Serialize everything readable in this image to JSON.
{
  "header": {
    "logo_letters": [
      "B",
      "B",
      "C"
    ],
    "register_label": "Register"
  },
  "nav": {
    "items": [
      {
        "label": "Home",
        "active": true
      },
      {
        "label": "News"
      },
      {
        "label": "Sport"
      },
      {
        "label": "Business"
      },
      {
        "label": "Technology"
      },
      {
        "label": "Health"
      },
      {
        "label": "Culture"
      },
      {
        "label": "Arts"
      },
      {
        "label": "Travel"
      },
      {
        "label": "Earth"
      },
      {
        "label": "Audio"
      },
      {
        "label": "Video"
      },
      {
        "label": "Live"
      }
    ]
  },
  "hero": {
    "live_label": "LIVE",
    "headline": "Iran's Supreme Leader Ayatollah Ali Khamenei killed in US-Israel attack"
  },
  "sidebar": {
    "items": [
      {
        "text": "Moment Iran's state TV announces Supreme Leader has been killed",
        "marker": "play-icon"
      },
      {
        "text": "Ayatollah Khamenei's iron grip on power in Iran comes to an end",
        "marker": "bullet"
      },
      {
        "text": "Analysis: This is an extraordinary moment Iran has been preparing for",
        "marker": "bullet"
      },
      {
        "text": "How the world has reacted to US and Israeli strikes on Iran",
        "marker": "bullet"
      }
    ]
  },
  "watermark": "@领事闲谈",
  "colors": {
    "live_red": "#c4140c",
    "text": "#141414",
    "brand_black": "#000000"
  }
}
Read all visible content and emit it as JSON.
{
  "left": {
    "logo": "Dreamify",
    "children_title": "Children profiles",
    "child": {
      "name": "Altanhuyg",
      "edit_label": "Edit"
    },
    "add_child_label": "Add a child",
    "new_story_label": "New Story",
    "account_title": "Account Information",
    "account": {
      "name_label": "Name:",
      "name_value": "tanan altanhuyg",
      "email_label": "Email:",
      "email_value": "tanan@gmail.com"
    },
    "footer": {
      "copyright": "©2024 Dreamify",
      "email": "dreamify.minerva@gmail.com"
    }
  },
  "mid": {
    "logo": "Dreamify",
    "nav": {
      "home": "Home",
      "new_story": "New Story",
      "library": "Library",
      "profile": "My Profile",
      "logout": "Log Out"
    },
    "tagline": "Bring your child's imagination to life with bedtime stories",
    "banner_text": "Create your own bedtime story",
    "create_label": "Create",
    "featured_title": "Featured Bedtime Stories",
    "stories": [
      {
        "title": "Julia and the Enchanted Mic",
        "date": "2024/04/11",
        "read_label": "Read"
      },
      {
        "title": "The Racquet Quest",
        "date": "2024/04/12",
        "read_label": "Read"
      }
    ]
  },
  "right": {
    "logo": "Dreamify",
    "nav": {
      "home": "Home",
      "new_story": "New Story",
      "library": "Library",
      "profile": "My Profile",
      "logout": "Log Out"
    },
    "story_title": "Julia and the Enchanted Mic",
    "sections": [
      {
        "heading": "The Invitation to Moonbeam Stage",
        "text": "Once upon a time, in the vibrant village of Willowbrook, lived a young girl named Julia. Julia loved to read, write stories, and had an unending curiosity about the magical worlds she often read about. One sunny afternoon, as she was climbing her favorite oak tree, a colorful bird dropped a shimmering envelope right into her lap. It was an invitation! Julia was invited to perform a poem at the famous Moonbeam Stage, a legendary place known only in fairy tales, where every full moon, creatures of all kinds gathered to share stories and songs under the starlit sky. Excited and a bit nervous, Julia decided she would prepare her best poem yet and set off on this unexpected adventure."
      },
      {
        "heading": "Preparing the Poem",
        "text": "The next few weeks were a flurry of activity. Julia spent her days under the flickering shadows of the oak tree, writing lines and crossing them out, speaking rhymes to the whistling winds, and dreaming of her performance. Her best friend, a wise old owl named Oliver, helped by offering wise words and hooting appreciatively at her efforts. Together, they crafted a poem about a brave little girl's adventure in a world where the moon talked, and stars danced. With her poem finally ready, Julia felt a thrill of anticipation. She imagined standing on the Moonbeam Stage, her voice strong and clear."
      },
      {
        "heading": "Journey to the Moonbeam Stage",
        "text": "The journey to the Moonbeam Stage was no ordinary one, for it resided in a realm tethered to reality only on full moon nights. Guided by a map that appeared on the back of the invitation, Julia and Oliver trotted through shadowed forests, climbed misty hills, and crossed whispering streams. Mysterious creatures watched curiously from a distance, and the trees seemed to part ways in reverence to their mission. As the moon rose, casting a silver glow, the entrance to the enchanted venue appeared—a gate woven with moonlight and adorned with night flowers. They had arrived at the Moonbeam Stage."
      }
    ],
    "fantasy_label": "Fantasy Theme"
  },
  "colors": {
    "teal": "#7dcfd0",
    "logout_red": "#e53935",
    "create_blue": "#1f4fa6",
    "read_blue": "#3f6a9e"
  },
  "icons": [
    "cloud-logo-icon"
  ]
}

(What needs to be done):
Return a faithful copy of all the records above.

(Solved problem):
Serialize everything readable in this image to JSON.
{
  "header": {
    "logo_letters": [
      "B",
      "B",
      "C"
    ],
    "register_label": "Register"
  },
  "nav": {
    "items": [
      {
        "label": "Home",
        "active": true
      },
      {
        "label": "News"
      },
      {
        "label": "Sport"
      },
      {
        "label": "Business"
      },
      {
        "label": "Technology"
      },
      {
        "label": "Health"
      },
      {
        "label": "Culture"
      },
      {
        "label": "Arts"
      },
      {
        "label": "Travel"
      },
      {
        "label": "Earth"
      },
      {
        "label": "Audio"
      },
      {
        "label": "Video"
      },
      {
        "label": "Live"
      }
    ]
  },
  "hero": {
    "live_label": "LIVE",
    "headline": "Iran's Supreme Leader Ayatollah Ali Khamenei killed in US-Israel attack"
  },
  "sidebar": {
    "items": [
      {
        "text": "Moment Iran's state TV announces Supreme Leader has been killed",
        "marker": "play-icon"
      },
      {
        "text": "Ayatollah Khamenei's iron grip on power in Iran comes to an end",
        "marker": "bullet"
      },
      {
        "text": "Analysis: This is an extraordinary moment Iran has been preparing for",
        "marker": "bullet"
      },
      {
        "text": "How the world has reacted to US and Israeli strikes on Iran",
        "marker": "bullet"
      }
    ]
  },
  "watermark": "@领事闲谈",
  "colors": {
    "live_red": "#c4140c",
    "text": "#141414",
    "brand_black": "#000000"
  }
}
Read all visible content and emit it as JSON.
{
  "left": {
    "logo": "Dreamify",
    "children_title": "Children profiles",
    "child": {
      "name": "Altanhuyg",
      "edit_label": "Edit"
    },
    "add_child_label": "Add a child",
    "new_story_label": "New Story",
    "account_title": "Account Information",
    "account": {
      "name_label": "Name:",
      "name_value": "tanan altanhuyg",
      "email_label": "Email:",
      "email_value": "tanan@gmail.com"
    },
    "footer": {
      "copyright": "©2024 Dreamify",
      "email": "dreamify.minerva@gmail.com"
    }
  },
  "mid": {
    "logo": "Dreamify",
    "nav": {
      "home": "Home",
      "new_story": "New Story",
      "library": "Library",
      "profile": "My Profile",
      "logout": "Log Out"
    },
    "tagline": "Bring your child's imagination to life with bedtime stories",
    "banner_text": "Create your own bedtime story",
    "create_label": "Create",
    "featured_title": "Featured Bedtime Stories",
    "stories": [
      {
        "title": "Julia and the Enchanted Mic",
        "date": "2024/04/11",
        "read_label": "Read"
      },
      {
        "title": "The Racquet Quest",
        "date": "2024/04/12",
        "read_label": "Read"
      }
    ]
  },
  "right": {
    "logo": "Dreamify",
    "nav": {
      "home": "Home",
      "new_story": "New Story",
      "library": "Library",
      "profile": "My Profile",
      "logout": "Log Out"
    },
    "story_title": "Julia and the Enchanted Mic",
    "sections": [
      {
        "heading": "The Invitation to Moonbeam Stage",
        "text": "Once upon a time, in the vibrant village of Willowbrook, lived a young girl named Julia. Julia loved to read, write stories, and had an unending curiosity about the magical worlds she often read about. One sunny afternoon, as she was climbing her favorite oak tree, a colorful bird dropped a shimmering envelope right into her lap. It was an invitation! Julia was invited to perform a poem at the famous Moonbeam Stage, a legendary place known only in fairy tales, where every full moon, creatures of all kinds gathered to share stories and songs under the starlit sky. Excited and a bit nervous, Julia decided she would prepare her best poem yet and set off on this unexpected adventure."
      },
      {
        "heading": "Preparing the Poem",
        "text": "The next few weeks were a flurry of activity. Julia spent her days under the flickering shadows of the oak tree, writing lines and crossing them out, speaking rhymes to the whistling winds, and dreaming of her performance. Her best friend, a wise old owl named Oliver, helped by offering wise words and hooting appreciatively at her efforts. Together, they crafted a poem about a brave little girl's adventure in a world where the moon talked, and stars danced. With her poem finally ready, Julia felt a thrill of anticipation. She imagined standing on the Moonbeam Stage, her voice strong and clear."
      },
      {
        "heading": "Journey to the Moonbeam Stage",
        "text": "The journey to the Moonbeam Stage was no ordinary one, for it resided in a realm tethered to reality only on full moon nights. Guided by a map that appeared on the back of the invitation, Julia and Oliver trotted through shadowed forests, climbed misty hills, and crossed whispering streams. Mysterious creatures watched curiously from a distance, and the trees seemed to part ways in reverence to their mission. As the moon rose, casting a silver glow, the entrance to the enchanted venue appeared—a gate woven with moonlight and adorned with night flowers. They had arrived at the Moonbeam Stage."
      }
    ],
    "fantasy_label": "Fantasy Theme"
  },
  "colors": {
    "teal": "#7dcfd0",
    "logout_red": "#e53935",
    "create_blue": "#1f4fa6",
    "read_blue": "#3f6a9e"
  },
  "icons": [
    "cloud-logo-icon"
  ]
}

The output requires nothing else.